- Dribble to the right with the purpose to fake to the left with a feint or touch and then go again to the right.
The key is you want to keep the defender guessing. Play with confidence by believing you can beat them, even if they are faster.
Practice tips to beat a defender 1v1
To be comfortable beating players 1 v 1 you need to do a mix of unopposed and opposed training. Meaning, some drills need to be with no pressure to improve your ball control. The other part (opposed) is practicing game like situations.
To work on your ball control the 3 main focus points should be working on being smoother, using vision and then going at speed. When working on being smooth – don’t worry about going fast. Do it slow and teach your muscle memory to become as good as you can. With vision you can work on dribbling or changing directions slow, but have your chin up. Your eyes can be fixed about 5 yards out in the grass so that you can see the ball AND 20-50 yards out.
When practicing 1 v 1’s you can do so much. Mix it up with tight spaced and open space situations. Example: In a tight space situation (5×10 yard area) or maybe 10×10 work on beating the defender by simply dribbling to a marker or boundary. Short 1v1 drill in a tight space.
In a more open space area you can start 30 yards from the goal. Attacking player receives or starts with the ball with the defender 5-10 yards in front [goal side]. The focus is beating the defender on the dribble and getting a shot on goal. This should be a big advantage to the attacker because of all the space they start with.
Training mindset for soccer players
No matter how good you become, it’s important to know that the very best keep working with the ball. This has to be the culture if you want to be your best.
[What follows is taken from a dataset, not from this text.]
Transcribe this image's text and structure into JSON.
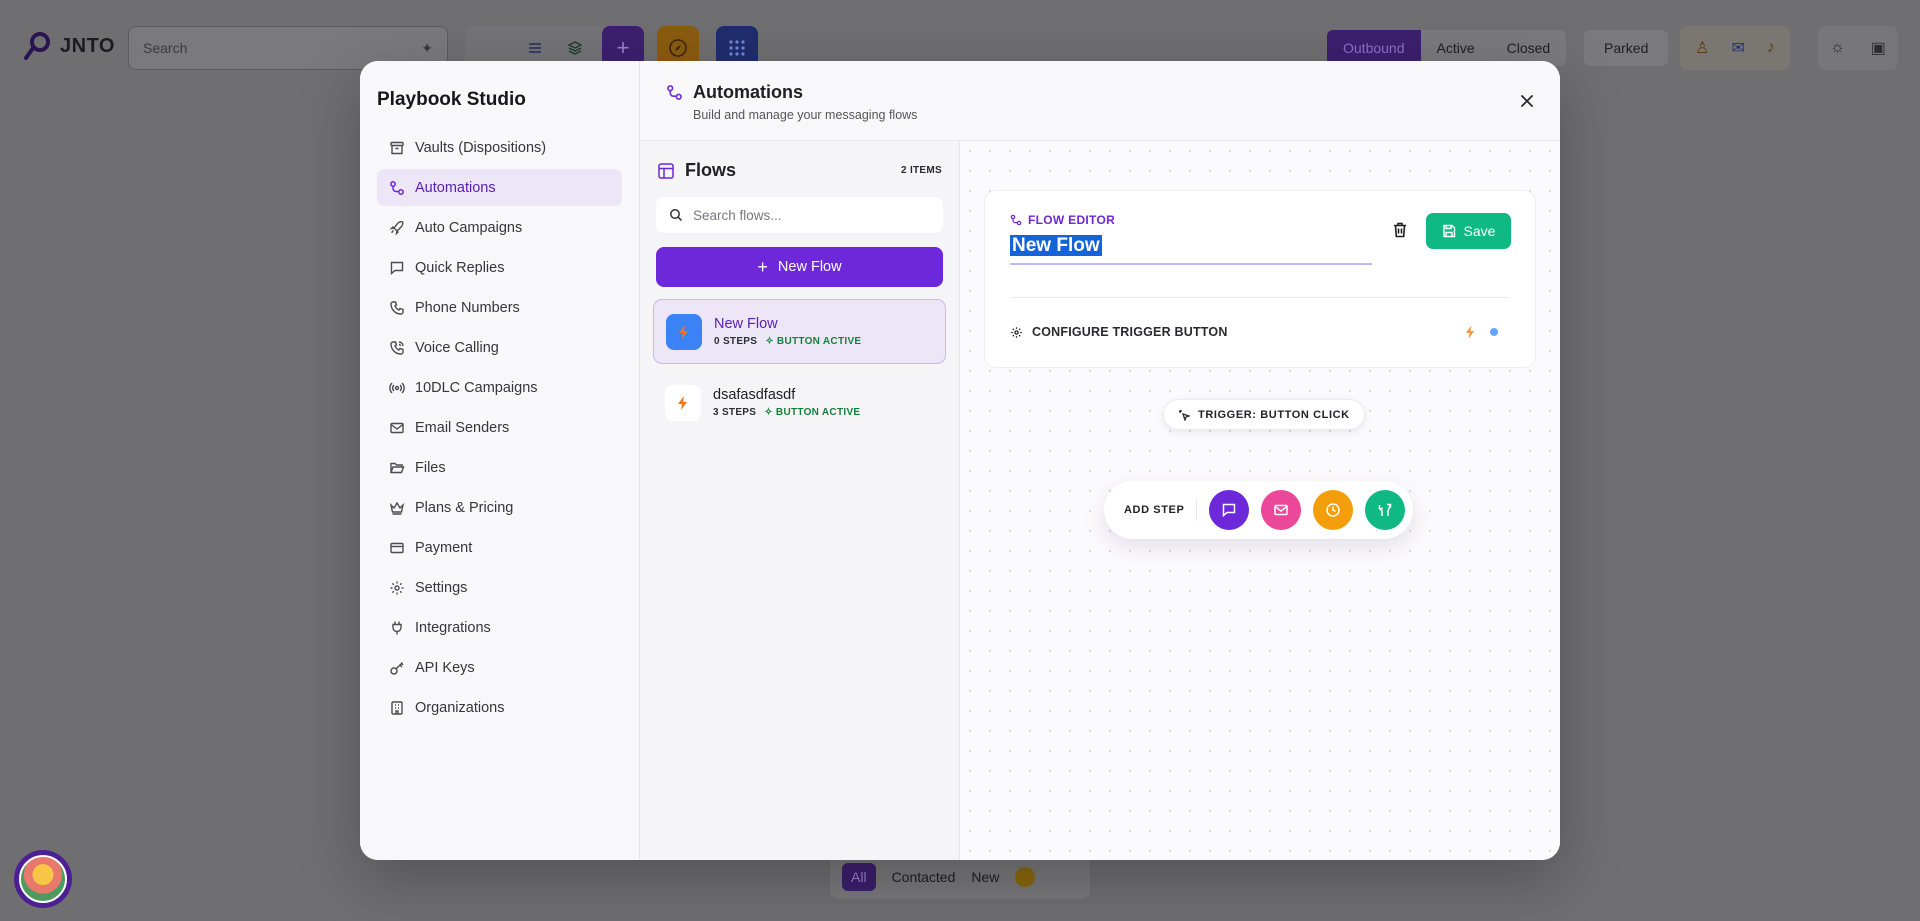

It’s part of the sports maturity that I’ve talked about before.
Some people think that they can’t improve anymore. Others think “I want to stay sharp and get better” even if they are already great. Ronaldo, Messi, Marta, Jordan, Bryant, Brady… It doesn’t matter what sport, male or female. 99.9% of the best all have the same things in common and one is working on their craft.